A few days after the Friday meeting, the dedication to the community of Allensworth gathered community members again for an impromptu assembly. It grew to 100 residents to hear important information to protect the community.
According to the APA press release, the group established a community command post. Several Allensworth residents, friends and partners formed and served at the post. It was created before they had any outside help, to protect the community and keep Allensworth families safe and property protected.
Despite the best efforts of all involved, the risk of catastrophic flooding to Allensworth remains high as the atmospheric rivers continue to bring warm rains which raise the risk of snowmelt further impacting already stressed waterways. Flooding from this historic snowmelt will continue to be an issue through the spring and into the summer. According to Potter, since last week, CAL Fire has dropped over 3,000 “super sacks” which are providing needed security to breaches and levees near Highway 43 that are causing the flooding.
“Each sack is [filled with] a few tons of sand and [similar materials], per sack,” Potter said. “So you figure how much material that is to reinforce these levees that are either failing or showing some compromise.”
Potter explained that it has even been difficult to get fire crews into the area because of the amount of water. CAL Fire crews will continue to work on making those areas more accessible. Additionally they have been, and will continue, to do aerial and drone assessments to further determine areas of need.

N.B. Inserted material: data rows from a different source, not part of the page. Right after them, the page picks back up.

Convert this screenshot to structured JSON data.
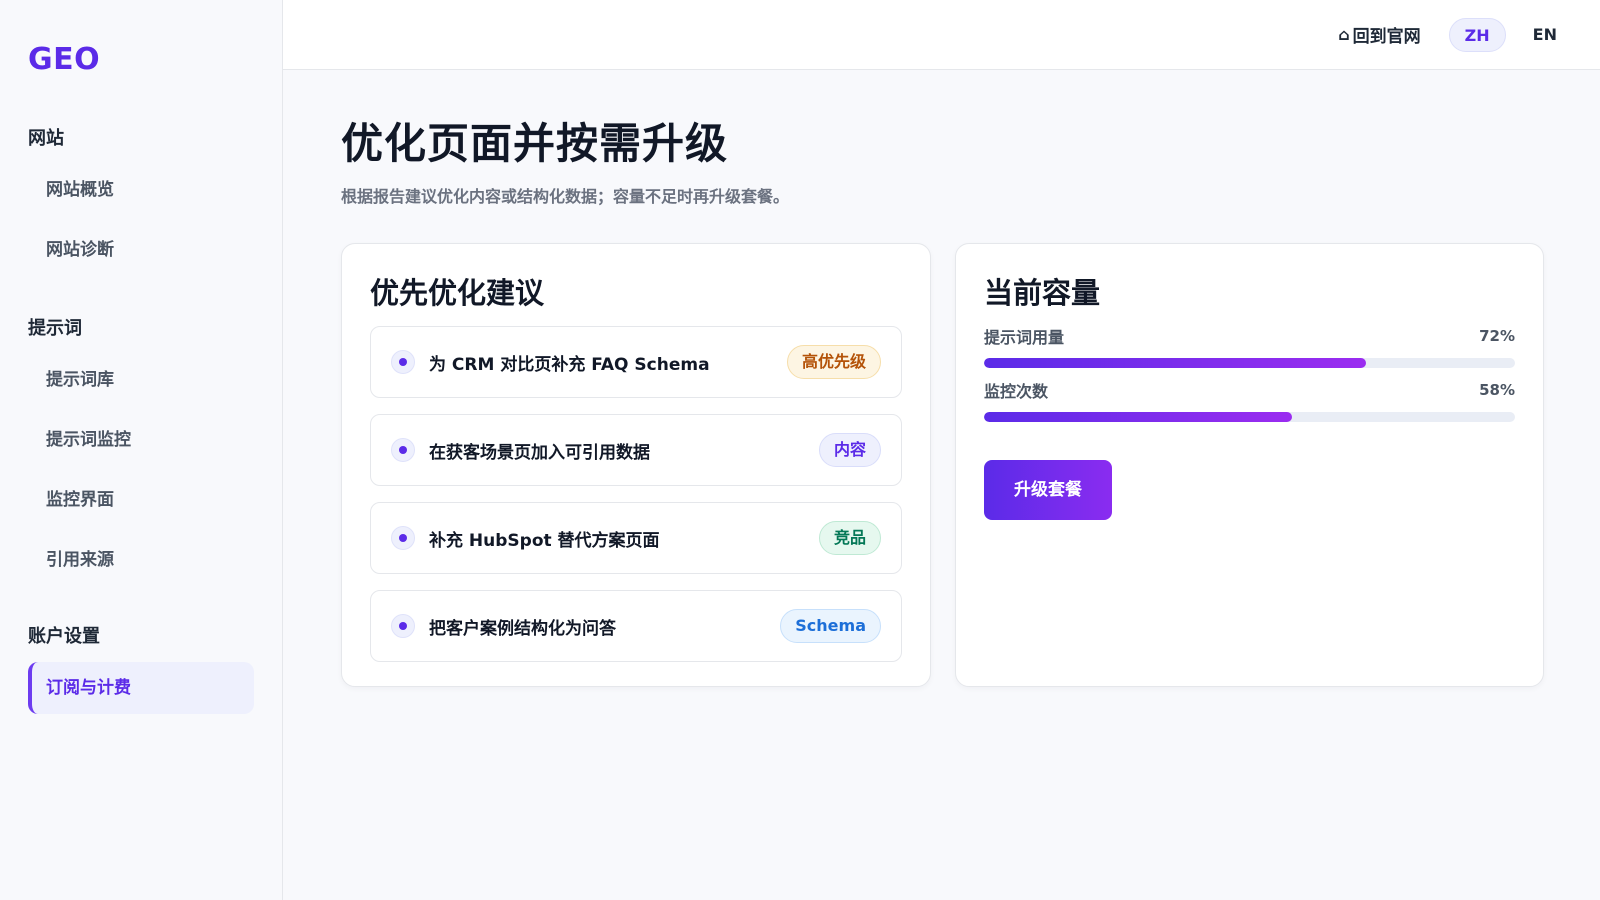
{
  "sidebar": {
    "logo": "GEO",
    "groups": [
      {
        "title": "网站",
        "items": [
          {
            "label": "网站概览"
          },
          {
            "label": "网站诊断"
          }
        ]
      },
      {
        "title": "提示词",
        "items": [
          {
            "label": "提示词库"
          },
          {
            "label": "提示词监控"
          },
          {
            "label": "监控界面"
          },
          {
            "label": "引用来源"
          }
        ]
      },
      {
        "title": "账户设置",
        "items": [
          {
            "label": "订阅与计费",
            "active": true
          }
        ]
      }
    ]
  },
  "topbar": {
    "home_icon": "⌂",
    "home_label": "回到官网",
    "lang_zh": "ZH",
    "lang_en": "EN",
    "active_lang": "ZH"
  },
  "page": {
    "title": "优化页面并按需升级",
    "subtitle": "根据报告建议优化内容或结构化数据；容量不足时再升级套餐。"
  },
  "suggestions": {
    "title": "优先优化建议",
    "items": [
      {
        "text": "为 CRM 对比页补充 FAQ Schema",
        "tag": "高优先级",
        "tag_color": "#b45309"
      },
      {
        "text": "在获客场景页加入可引用数据",
        "tag": "内容",
        "tag_color": "#5b2be8"
      },
      {
        "text": "补充 HubSpot 替代方案页面",
        "tag": "竞品",
        "tag_color": "#047857"
      },
      {
        "text": "把客户案例结构化为问答",
        "tag": "Schema",
        "tag_color": "#1d6fd8"
      }
    ]
  },
  "capacity": {
    "title": "当前容量",
    "meters": [
      {
        "label": "提示词用量",
        "value_text": "72%",
        "percent": 72
      },
      {
        "label": "监控次数",
        "value_text": "58%",
        "percent": 58
      }
    ],
    "upgrade_label": "升级套餐"
  },
  "colors": {
    "accent": "#5b2be8",
    "accent_gradient_end": "#9b2cf0"
  }
}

As for the water boil notice, it was issued by Sheriff Boudreaux after a water outage occurred due to a power outage that affected wells 1 and 2. According to the notice sent out by the Sheriff’s department, bacteriological contamination could be introduced to the system when there is no water in the system. As a result of the possibility the State Water Resources Control Board, Division of Drinking Water as well as the Allensworth CDS Water System are now advising residents to only use boiled tap water or bottled water. Bacteriological sampling will be required to confirm the water is safe to drink again. As of now, they anticipate a two week period of time to test the water.
The community of Allensworth has been working to build traction in the county and bring people to experience and learn about the history the town has to offer. With the help of those in the county, Allensworthhe again continues to make history.